In addition to knowing how to help, praising progress and providing encouragement are also key factors in long-term support.
“Celebrate even the smallest achievements, as they signify steps in the right direction,” says Turecek. “Remind them that you believe in their ability to overcome challenges and reassure them that you’re there to support them through ups and downs.”
Someone you know or your loved one can overcome self-harm behaviors. Several types of psychotherapy are useful in treating self-harm, depending on the factors underlying these behaviors.
Common approaches include:
These therapy frameworks can help identify the root cause of self-harm and can help create new, beneficial thought patterns and coping mechanisms.
You may also benefit from the use of medications, like antidepressants, to help relieve distressing emotional symptoms during treatment.
Knowing how to help someone who is self-harming isn’t always easy, but approaching them from a place of compassion, without judgment, is essential.
Open communication and support can help your loved one talk about their experiences and be more willing to seek professional services or ask for help.
You can stop a loved one from self-harming.

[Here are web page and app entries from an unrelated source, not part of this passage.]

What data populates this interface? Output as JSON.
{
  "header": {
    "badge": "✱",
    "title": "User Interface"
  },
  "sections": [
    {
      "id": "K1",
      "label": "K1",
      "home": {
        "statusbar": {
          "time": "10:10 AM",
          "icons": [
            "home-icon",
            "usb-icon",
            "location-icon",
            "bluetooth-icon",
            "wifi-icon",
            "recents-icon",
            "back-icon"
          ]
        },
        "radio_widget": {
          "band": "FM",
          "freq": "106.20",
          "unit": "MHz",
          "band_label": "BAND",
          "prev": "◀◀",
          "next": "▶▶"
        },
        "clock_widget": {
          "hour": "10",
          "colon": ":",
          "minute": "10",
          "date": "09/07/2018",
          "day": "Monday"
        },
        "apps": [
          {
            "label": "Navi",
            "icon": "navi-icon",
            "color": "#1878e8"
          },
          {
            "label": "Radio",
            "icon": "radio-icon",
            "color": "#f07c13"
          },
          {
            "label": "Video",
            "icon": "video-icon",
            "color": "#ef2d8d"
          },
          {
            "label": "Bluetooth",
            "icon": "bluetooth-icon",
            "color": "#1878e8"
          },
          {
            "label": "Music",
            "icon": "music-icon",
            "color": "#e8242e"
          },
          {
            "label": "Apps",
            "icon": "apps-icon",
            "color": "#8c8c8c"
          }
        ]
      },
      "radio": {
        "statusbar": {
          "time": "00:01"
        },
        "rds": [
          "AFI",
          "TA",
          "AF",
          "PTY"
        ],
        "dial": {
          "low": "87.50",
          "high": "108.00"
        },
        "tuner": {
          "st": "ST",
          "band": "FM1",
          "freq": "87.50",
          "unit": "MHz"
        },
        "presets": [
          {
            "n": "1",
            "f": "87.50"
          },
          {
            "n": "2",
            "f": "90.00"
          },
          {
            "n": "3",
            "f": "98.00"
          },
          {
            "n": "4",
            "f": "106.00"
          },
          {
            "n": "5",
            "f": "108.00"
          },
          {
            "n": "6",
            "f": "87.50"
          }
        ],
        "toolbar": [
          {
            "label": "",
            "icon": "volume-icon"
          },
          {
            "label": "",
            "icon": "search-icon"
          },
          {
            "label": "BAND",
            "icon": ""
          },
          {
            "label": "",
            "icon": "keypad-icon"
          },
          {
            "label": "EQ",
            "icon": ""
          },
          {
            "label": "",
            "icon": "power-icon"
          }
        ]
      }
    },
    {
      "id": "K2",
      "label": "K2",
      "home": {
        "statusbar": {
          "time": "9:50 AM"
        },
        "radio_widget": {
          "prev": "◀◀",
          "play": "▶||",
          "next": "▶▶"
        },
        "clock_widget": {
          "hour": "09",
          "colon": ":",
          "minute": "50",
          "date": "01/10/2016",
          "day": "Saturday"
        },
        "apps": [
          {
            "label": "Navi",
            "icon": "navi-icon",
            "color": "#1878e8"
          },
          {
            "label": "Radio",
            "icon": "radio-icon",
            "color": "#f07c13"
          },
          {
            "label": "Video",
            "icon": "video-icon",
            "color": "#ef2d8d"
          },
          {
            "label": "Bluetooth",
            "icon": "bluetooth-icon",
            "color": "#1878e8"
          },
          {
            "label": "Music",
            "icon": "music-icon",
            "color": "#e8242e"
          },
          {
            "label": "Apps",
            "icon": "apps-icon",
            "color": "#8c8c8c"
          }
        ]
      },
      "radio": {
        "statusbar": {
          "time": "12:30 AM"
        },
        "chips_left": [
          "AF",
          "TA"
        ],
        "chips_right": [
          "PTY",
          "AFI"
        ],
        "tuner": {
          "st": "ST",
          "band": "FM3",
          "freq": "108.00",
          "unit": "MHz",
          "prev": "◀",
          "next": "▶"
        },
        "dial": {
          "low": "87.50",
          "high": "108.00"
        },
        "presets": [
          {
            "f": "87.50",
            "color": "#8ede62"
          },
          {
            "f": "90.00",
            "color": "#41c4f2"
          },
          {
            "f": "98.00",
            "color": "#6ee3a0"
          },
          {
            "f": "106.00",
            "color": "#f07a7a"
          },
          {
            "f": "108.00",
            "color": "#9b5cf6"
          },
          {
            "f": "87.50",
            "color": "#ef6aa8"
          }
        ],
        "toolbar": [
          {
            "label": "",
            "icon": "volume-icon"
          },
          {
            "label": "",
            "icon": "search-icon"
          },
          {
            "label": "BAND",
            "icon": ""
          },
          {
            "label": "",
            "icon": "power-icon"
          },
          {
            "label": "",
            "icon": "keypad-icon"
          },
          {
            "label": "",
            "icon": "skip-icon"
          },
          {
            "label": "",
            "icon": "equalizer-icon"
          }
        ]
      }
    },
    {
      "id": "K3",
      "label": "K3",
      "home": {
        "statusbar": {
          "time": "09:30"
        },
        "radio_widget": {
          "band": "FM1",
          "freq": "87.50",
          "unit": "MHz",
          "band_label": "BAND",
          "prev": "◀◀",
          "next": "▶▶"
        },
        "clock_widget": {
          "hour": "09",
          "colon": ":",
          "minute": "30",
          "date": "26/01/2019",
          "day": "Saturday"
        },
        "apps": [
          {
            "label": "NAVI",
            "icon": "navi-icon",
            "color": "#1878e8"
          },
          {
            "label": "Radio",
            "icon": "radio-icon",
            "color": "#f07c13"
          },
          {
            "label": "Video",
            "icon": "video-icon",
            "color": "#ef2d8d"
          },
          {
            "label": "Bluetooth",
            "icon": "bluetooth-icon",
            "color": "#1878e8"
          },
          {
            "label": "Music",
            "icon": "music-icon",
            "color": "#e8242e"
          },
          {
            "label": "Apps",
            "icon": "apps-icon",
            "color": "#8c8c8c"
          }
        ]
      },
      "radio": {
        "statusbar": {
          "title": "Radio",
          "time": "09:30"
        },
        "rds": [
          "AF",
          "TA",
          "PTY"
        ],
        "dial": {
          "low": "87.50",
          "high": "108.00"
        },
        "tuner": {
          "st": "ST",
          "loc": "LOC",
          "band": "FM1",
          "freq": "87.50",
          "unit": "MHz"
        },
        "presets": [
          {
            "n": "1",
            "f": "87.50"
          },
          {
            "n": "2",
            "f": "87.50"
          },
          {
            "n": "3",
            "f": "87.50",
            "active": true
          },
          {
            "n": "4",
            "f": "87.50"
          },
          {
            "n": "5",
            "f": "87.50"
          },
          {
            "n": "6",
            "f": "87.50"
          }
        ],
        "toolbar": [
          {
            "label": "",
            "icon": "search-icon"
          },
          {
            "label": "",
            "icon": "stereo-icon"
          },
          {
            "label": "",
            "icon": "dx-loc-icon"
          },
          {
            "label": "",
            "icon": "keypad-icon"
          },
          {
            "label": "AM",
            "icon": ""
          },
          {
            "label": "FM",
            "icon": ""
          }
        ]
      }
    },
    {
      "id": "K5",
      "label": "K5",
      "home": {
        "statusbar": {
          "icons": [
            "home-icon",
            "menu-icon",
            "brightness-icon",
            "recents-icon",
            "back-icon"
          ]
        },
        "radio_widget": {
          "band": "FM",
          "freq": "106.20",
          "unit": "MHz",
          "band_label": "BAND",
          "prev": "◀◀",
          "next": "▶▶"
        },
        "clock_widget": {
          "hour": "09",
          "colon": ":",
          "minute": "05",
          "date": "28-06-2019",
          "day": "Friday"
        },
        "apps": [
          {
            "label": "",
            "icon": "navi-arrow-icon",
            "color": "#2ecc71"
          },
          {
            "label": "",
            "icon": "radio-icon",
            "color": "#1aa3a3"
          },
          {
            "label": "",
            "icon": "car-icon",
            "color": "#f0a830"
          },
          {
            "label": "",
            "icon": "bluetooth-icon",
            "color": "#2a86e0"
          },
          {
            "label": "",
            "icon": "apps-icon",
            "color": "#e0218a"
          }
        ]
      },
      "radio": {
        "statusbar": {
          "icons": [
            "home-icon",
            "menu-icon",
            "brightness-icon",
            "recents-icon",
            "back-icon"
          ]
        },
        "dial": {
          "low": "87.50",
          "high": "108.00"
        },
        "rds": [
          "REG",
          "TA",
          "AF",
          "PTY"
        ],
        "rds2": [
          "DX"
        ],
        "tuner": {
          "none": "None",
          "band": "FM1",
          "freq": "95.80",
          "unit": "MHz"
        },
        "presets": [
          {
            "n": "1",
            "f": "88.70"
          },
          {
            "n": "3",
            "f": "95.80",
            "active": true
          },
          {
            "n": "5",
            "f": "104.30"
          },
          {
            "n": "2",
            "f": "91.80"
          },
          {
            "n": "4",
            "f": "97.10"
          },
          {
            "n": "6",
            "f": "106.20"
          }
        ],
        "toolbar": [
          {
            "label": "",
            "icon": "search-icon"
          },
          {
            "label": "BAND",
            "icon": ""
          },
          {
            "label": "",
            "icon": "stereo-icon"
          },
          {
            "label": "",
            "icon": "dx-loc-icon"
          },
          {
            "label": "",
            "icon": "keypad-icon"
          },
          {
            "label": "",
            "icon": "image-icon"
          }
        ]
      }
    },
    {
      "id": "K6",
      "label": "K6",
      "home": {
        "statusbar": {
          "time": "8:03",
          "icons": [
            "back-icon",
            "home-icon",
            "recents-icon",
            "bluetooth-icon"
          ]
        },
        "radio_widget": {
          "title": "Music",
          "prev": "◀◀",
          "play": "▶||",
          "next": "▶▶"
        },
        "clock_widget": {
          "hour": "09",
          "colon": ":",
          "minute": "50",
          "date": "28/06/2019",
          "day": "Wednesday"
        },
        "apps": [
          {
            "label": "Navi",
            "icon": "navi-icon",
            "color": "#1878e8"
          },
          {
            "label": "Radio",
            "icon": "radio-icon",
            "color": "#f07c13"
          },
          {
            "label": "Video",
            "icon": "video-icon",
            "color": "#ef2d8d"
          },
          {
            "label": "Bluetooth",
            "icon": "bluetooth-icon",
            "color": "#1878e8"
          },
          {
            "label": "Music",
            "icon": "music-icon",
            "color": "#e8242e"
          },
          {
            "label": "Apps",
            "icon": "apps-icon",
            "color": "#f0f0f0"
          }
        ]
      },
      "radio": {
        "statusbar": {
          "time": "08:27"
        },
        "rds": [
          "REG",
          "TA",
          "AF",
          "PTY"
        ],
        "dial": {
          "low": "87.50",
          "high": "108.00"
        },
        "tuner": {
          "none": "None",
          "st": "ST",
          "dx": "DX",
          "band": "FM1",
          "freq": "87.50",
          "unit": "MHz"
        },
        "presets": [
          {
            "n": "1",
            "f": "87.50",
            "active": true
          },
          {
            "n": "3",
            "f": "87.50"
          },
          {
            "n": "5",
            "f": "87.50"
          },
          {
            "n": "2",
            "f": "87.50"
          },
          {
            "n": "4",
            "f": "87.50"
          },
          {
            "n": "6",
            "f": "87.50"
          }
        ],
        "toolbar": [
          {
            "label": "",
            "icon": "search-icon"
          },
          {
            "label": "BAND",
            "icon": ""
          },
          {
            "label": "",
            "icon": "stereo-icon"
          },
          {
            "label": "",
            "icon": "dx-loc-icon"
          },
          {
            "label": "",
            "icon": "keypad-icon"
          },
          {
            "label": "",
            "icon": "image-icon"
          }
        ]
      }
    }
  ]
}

Psychotherapy can explore the underlying causes of emotional distress while also teaching new, helpful ways to cope with negative thoughts and feelings.